by George Basevi (1794-1845). 1838-40; North Aisle added in 1878. Most of the current structure has been converted to other uses, though one chapel near the entrance the hugh altar, and a few orther details have been preserved. [Click on these images for larger pictures.]
Earlier photographs of St. Saviour's
Photographs courtesy of Ms. Janine Gillion, who generously explained the history and recent conversion of the church. The photograph at left shows that parisoners originally entered St. Saviour's on a side street, the current entrance being avery recent addition.
Explanatory text from a statement in the current building's vestibule
The building of this church began in 1838 and the consecration took place on 27th May 1840. The architect was George Basevi (1794-1845), noted as an architect in classical styles, whose work also includes the Fitzwilliam Museum in Cambridge, the houses opposite in Walton Street and Belgrave Square. He was the uncle of Benjamin Disraeli, Lord Beaconsfield and architect for Smith's Charities Estate. The church was built in the Early Decorated style of the Gothic Revival. The original ground plan was a narrow rectangle with a nave and two aisles and entry was by the North Porch alone. The pulpit was also designed by Basevi, though the ornate sounding board was added later.
Because of the pressure on space the North Aisle was added in 1878 and finally the chancel was constructed in 1890 at a cost of £1,710 raised by the parish.
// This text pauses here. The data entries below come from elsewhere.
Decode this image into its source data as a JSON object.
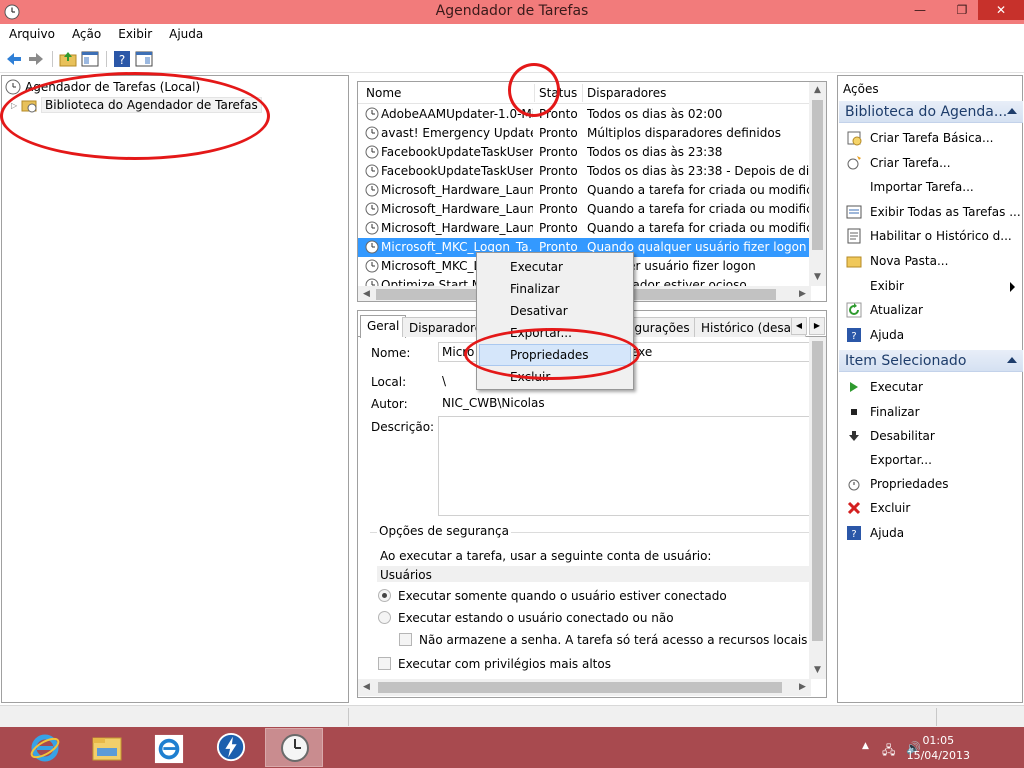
{
  "window": {
    "title": "Agendador de Tarefas",
    "minimize": "—",
    "maximize": "❐",
    "close": "✕"
  },
  "menu": [
    "Arquivo",
    "Ação",
    "Exibir",
    "Ajuda"
  ],
  "tree": {
    "root": "Agendador de Tarefas (Local)",
    "child": "Biblioteca do Agendador de Tarefas"
  },
  "task_list": {
    "columns": [
      "Nome",
      "Status",
      "Disparadores"
    ],
    "rows": [
      {
        "name": "AdobeAAMUpdater-1.0-Mi...",
        "status": "Pronto",
        "trigger": "Todos os dias às 02:00"
      },
      {
        "name": "avast! Emergency Update",
        "status": "Pronto",
        "trigger": "Múltiplos disparadores definidos"
      },
      {
        "name": "FacebookUpdateTaskUser...",
        "status": "Pronto",
        "trigger": "Todos os dias às 23:38"
      },
      {
        "name": "FacebookUpdateTaskUser...",
        "status": "Pronto",
        "trigger": "Todos os dias às 23:38 - Depois de dispara"
      },
      {
        "name": "Microsoft_Hardware_Laun...",
        "status": "Pronto",
        "trigger": "Quando a tarefa for criada ou modificada"
      },
      {
        "name": "Microsoft_Hardware_Laun...",
        "status": "Pronto",
        "trigger": "Quando a tarefa for criada ou modificada"
      },
      {
        "name": "Microsoft_Hardware_Laun...",
        "status": "Pronto",
        "trigger": "Quando a tarefa for criada ou modificada"
      },
      {
        "name": "Microsoft_MKC_Logon_Ta...",
        "status": "Pronto",
        "trigger": "Quando qualquer usuário fizer logon"
      },
      {
        "name": "Microsoft_MKC_L",
        "status": "",
        "trigger": "qualquer usuário fizer logon"
      },
      {
        "name": "Optimize Start M...",
        "status": "",
        "trigger": "computador estiver ocioso"
      }
    ],
    "selected_index": 7
  },
  "context_menu": {
    "items": [
      "Executar",
      "Finalizar",
      "Desativar",
      "Exportar...",
      "Propriedades",
      "Excluir"
    ],
    "hover_index": 4
  },
  "details": {
    "tabs": [
      "Geral",
      "Disparadores",
      "figurações",
      "Histórico (desab"
    ],
    "active_tab": 0,
    "labels": {
      "name": "Nome:",
      "location": "Local:",
      "author": "Autor:",
      "description": "Descrição:"
    },
    "name_value_left": "Micro",
    "name_value_right": "exe",
    "location_value": "\\",
    "author_value": "NIC_CWB\\Nicolas",
    "security": {
      "title": "Opções de segurança",
      "run_as_text": "Ao executar a tarefa, usar a seguinte conta de usuário:",
      "account": "Usuários",
      "options": [
        "Executar somente quando o usuário estiver conectado",
        "Executar estando o usuário conectado ou não",
        "Não armazene a senha. A tarefa só terá acesso a recursos locais",
        "Executar com privilégios mais altos"
      ]
    }
  },
  "actions": {
    "title": "Ações",
    "sections": [
      {
        "title": "Biblioteca do Agenda...",
        "items": [
          {
            "label": "Criar Tarefa Básica...",
            "icon": "create-basic-task-icon"
          },
          {
            "label": "Criar Tarefa...",
            "icon": "create-task-icon"
          },
          {
            "label": "Importar Tarefa...",
            "icon": ""
          },
          {
            "label": "Exibir Todas as Tarefas ...",
            "icon": "display-all-tasks-icon"
          },
          {
            "label": "Habilitar o Histórico d...",
            "icon": "enable-history-icon"
          },
          {
            "label": "Nova Pasta...",
            "icon": "folder-icon"
          },
          {
            "label": "Exibir",
            "icon": ""
          },
          {
            "label": "Atualizar",
            "icon": "refresh-icon"
          },
          {
            "label": "Ajuda",
            "icon": "help-icon"
          }
        ]
      },
      {
        "title": "Item Selecionado",
        "items": [
          {
            "label": "Executar",
            "icon": "run-icon"
          },
          {
            "label": "Finalizar",
            "icon": "stop-icon"
          },
          {
            "label": "Desabilitar",
            "icon": "disable-icon"
          },
          {
            "label": "Exportar...",
            "icon": ""
          },
          {
            "label": "Propriedades",
            "icon": "properties-icon"
          },
          {
            "label": "Excluir",
            "icon": "delete-icon"
          },
          {
            "label": "Ajuda",
            "icon": "help-icon"
          }
        ]
      }
    ]
  },
  "taskbar": {
    "time": "01:05",
    "date": "15/04/2013"
  },
  "colors": {
    "titlebar": "#f27b7b",
    "taskbar": "#a84a4f",
    "selection": "#3399ff",
    "annotation": "#e41818"
  }
}
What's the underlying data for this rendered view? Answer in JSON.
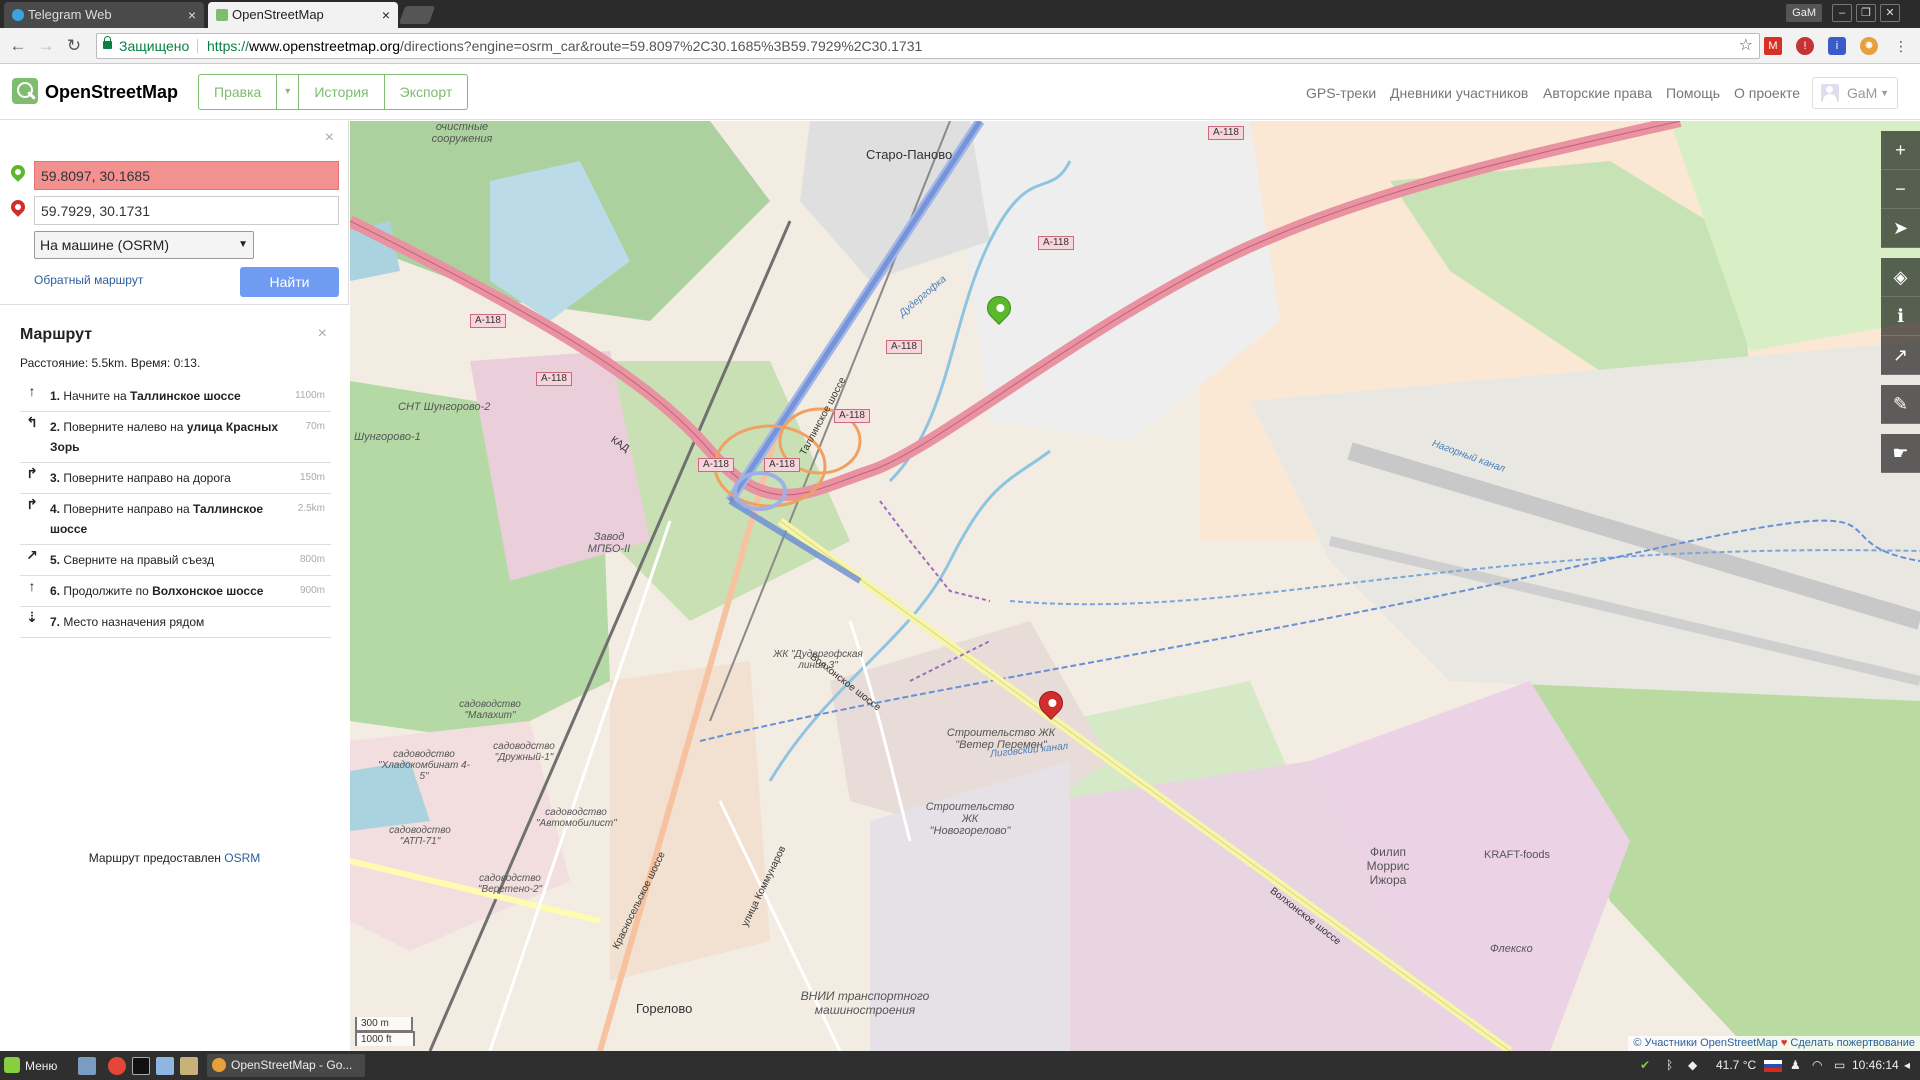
{
  "browser": {
    "tabs": [
      {
        "label": "Telegram Web",
        "active": false
      },
      {
        "label": "OpenStreetMap",
        "active": true
      }
    ],
    "window_user": "GaM",
    "secure_label": "Защищено",
    "url": {
      "scheme": "https://",
      "host": "www.openstreetmap.org",
      "path": "/directions?engine=osrm_car&route=59.8097%2C30.1685%3B59.7929%2C30.1731"
    }
  },
  "header": {
    "title": "OpenStreetMap",
    "edit_buttons": {
      "edit": "Правка",
      "history": "История",
      "export": "Экспорт"
    },
    "nav": [
      "GPS-треки",
      "Дневники участников",
      "Авторские права",
      "Помощь",
      "О проекте"
    ],
    "user": "GaM"
  },
  "directions": {
    "from_value": "59.8097, 30.1685",
    "to_value": "59.7929, 30.1731",
    "engine": "На машине (OSRM)",
    "reverse_label": "Обратный маршрут",
    "find_label": "Найти"
  },
  "route": {
    "title": "Маршрут",
    "summary": "Расстояние: 5.5km. Время: 0:13.",
    "steps": [
      {
        "icon": "straight-arrow-icon",
        "glyph": "↑",
        "num": "1.",
        "text": "Начните на",
        "bold": "Таллинское шоссе",
        "distance": "1100m"
      },
      {
        "icon": "turn-left-icon",
        "glyph": "↰",
        "num": "2.",
        "text": "Поверните налево на",
        "bold": "улица Красных Зорь",
        "distance": "70m"
      },
      {
        "icon": "turn-right-icon",
        "glyph": "↱",
        "num": "3.",
        "text": "Поверните направо на дорога",
        "bold": "",
        "distance": "150m"
      },
      {
        "icon": "turn-right-icon",
        "glyph": "↱",
        "num": "4.",
        "text": "Поверните направо на",
        "bold": "Таллинское шоссе",
        "distance": "2.5km"
      },
      {
        "icon": "slight-right-icon",
        "glyph": "↗",
        "num": "5.",
        "text": "Сверните на правый съезд",
        "bold": "",
        "distance": "800m"
      },
      {
        "icon": "straight-arrow-icon",
        "glyph": "↑",
        "num": "6.",
        "text": "Продолжите по",
        "bold": "Волхонское шоссе",
        "distance": "900m"
      },
      {
        "icon": "destination-icon",
        "glyph": "⇣",
        "num": "7.",
        "text": "Место назначения рядом",
        "bold": "",
        "distance": ""
      }
    ],
    "credit_text": "Маршрут предоставлен",
    "credit_link": "OSRM"
  },
  "map": {
    "labels": {
      "staro_panovo": "Старо-Паново",
      "gorelovo": "Горелово",
      "sewage": "очистные сооружения",
      "snt": "СНТ Шунгорово-2",
      "shungorovo": "Шунгорово-1",
      "zavod": "Завод МПБО-II",
      "filip": "Филип Моррис Ижора",
      "vnii": "ВНИИ транспортного машиностроения",
      "kraft": "KRAFT-foods",
      "fleko": "Флекско",
      "zhk_vetер": "Строительство ЖК \"Ветер Перемен\"",
      "zhk_novogorelovo": "Строительство ЖК \"Новогорелово\"",
      "zhk_duder": "ЖК \"Дудергофская линия 3\"",
      "molaxit": "садоводство \"Малахит\"",
      "xlado": "садоводство \"Хладокомбинат 4-5\"",
      "druzhny": "садоводство \"Дружный-1\"",
      "avtomob": "садоводство \"Автомобилист\"",
      "atp": "садоводство \"АТП-71\"",
      "veretено": "садоводство \"Веретено-2\"",
      "tallinskoe": "Таллинское шоссе",
      "volhonskoe": "Волхонское шоссе",
      "volhonskoe2": "Волхонское шоссе",
      "krasnoselskoe": "Красносельское шоссе",
      "kommunarov": "улица Коммунаров",
      "duderhofka": "Дудергофка",
      "ligovsky": "Лиговский канал",
      "nagorny": "Нагорный канал",
      "kad": "КАД"
    },
    "shields": [
      "А-118",
      "А-118",
      "А-118",
      "А-118",
      "А-118",
      "А-118",
      "А-118",
      "А-118"
    ],
    "scale_metric": "300 m",
    "scale_imperial": "1000 ft",
    "attribution_link1": "© Участники OpenStreetMap",
    "attribution_heart": "♥",
    "attribution_link2": "Сделать пожертвование"
  },
  "taskbar": {
    "menu": "Меню",
    "task_label": "OpenStreetMap - Go...",
    "temperature": "41.7 °C",
    "time": "10:46:14"
  },
  "colors": {
    "osm_green": "#7ebc6f",
    "find_button": "#6f9cf2",
    "from_field": "#f39090",
    "motorway": "#e892a2",
    "route": "#6b8dd6"
  }
}
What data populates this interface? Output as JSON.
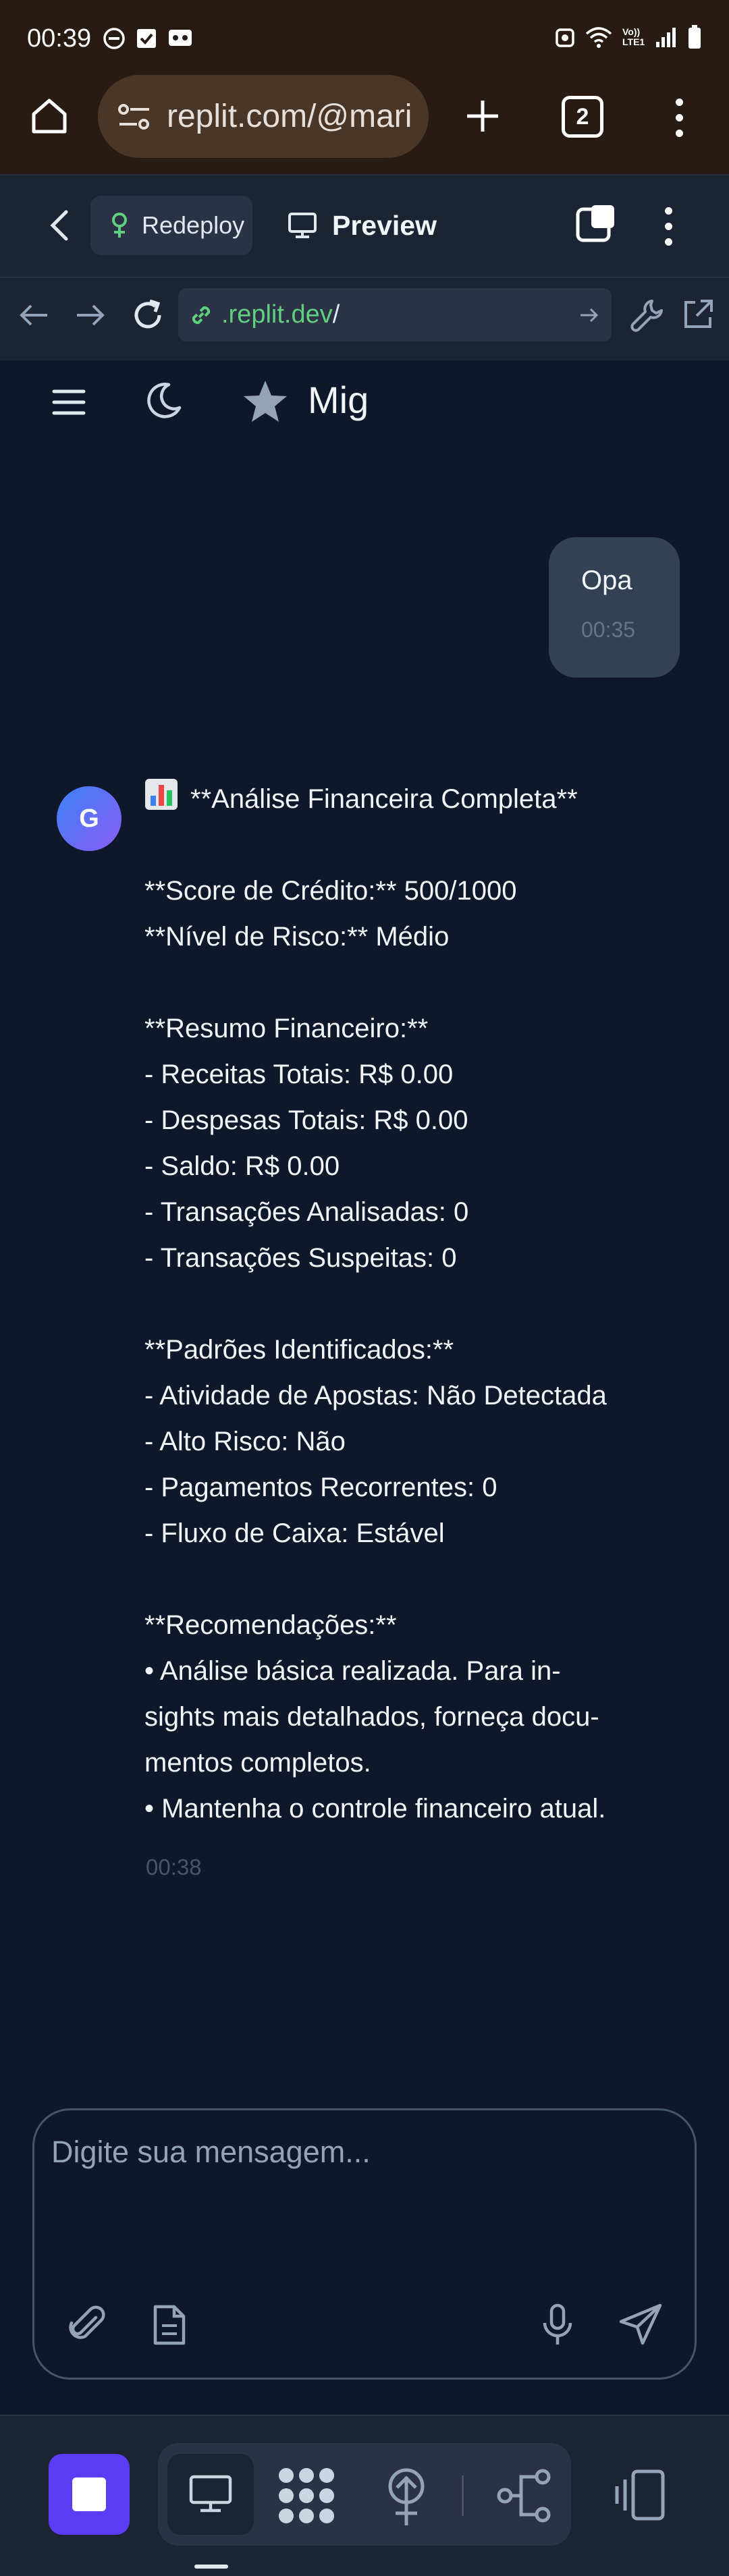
{
  "status_bar": {
    "time": "00:39",
    "icons_left": [
      "dnd-icon",
      "checkbox-notification-icon",
      "messenger-icon"
    ],
    "icons_right": [
      "alarm-icon",
      "wifi-icon",
      "volte-signal-icon",
      "signal-bars-icon",
      "battery-icon"
    ],
    "volte_label": "Vo)) LTE1"
  },
  "browser": {
    "address": "replit.com/@mari",
    "tab_count": "2"
  },
  "replit_toolbar": {
    "redeploy_label": "Redeploy",
    "preview_label": "Preview"
  },
  "webview": {
    "url_domain": ".replit.dev",
    "url_path": "/"
  },
  "app": {
    "title": "Mig"
  },
  "chat": {
    "user_message": {
      "text": "Opa",
      "time": "00:35"
    },
    "bot_message": {
      "avatar_letter": "G",
      "lines": [
        "**Análise Financeira Completa**",
        "",
        "**Score de Crédito:** 500/1000",
        "**Nível de Risco:** Médio",
        "",
        "**Resumo Financeiro:**",
        "- Receitas Totais: R$ 0.00",
        "- Despesas Totais: R$ 0.00",
        "- Saldo: R$ 0.00",
        "- Transações Analisadas: 0",
        "- Transações Suspeitas: 0",
        "",
        "**Padrões Identificados:**",
        "- Atividade de Apostas: Não Detectada",
        "- Alto Risco: Não",
        "- Pagamentos Recorrentes: 0",
        "- Fluxo de Caixa: Estável",
        "",
        "**Recomendações:**",
        "• Análise básica realizada. Para in-",
        "sights mais detalhados, forneça docu-",
        "mentos completos.",
        "• Mantenha o controle financeiro atual."
      ],
      "time": "00:38"
    }
  },
  "composer": {
    "placeholder": "Digite sua mensagem..."
  },
  "colors": {
    "background": "#0f172a",
    "browser_chrome": "#271b14",
    "replit_bar": "#1c2333",
    "user_bubble": "#334155",
    "url_green": "#5fcf80",
    "stop_button": "#5b3df5"
  }
}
The organ was installed in 1899 by Norman and Beard at a cost of £928. The Communicants Guild paid for the Memorial Chapel Window and as a memorial to the reign of Queen Victoria the East Window was filled with coloured glass by Taylor and Clifton for £380 in 1904. It illustrates the Te Deum. There is a Memorial Window at the West End to the Rev George Edmundson, Vicar 1906-20, and one for the first World War on the south side.
Last modified 24 April 2014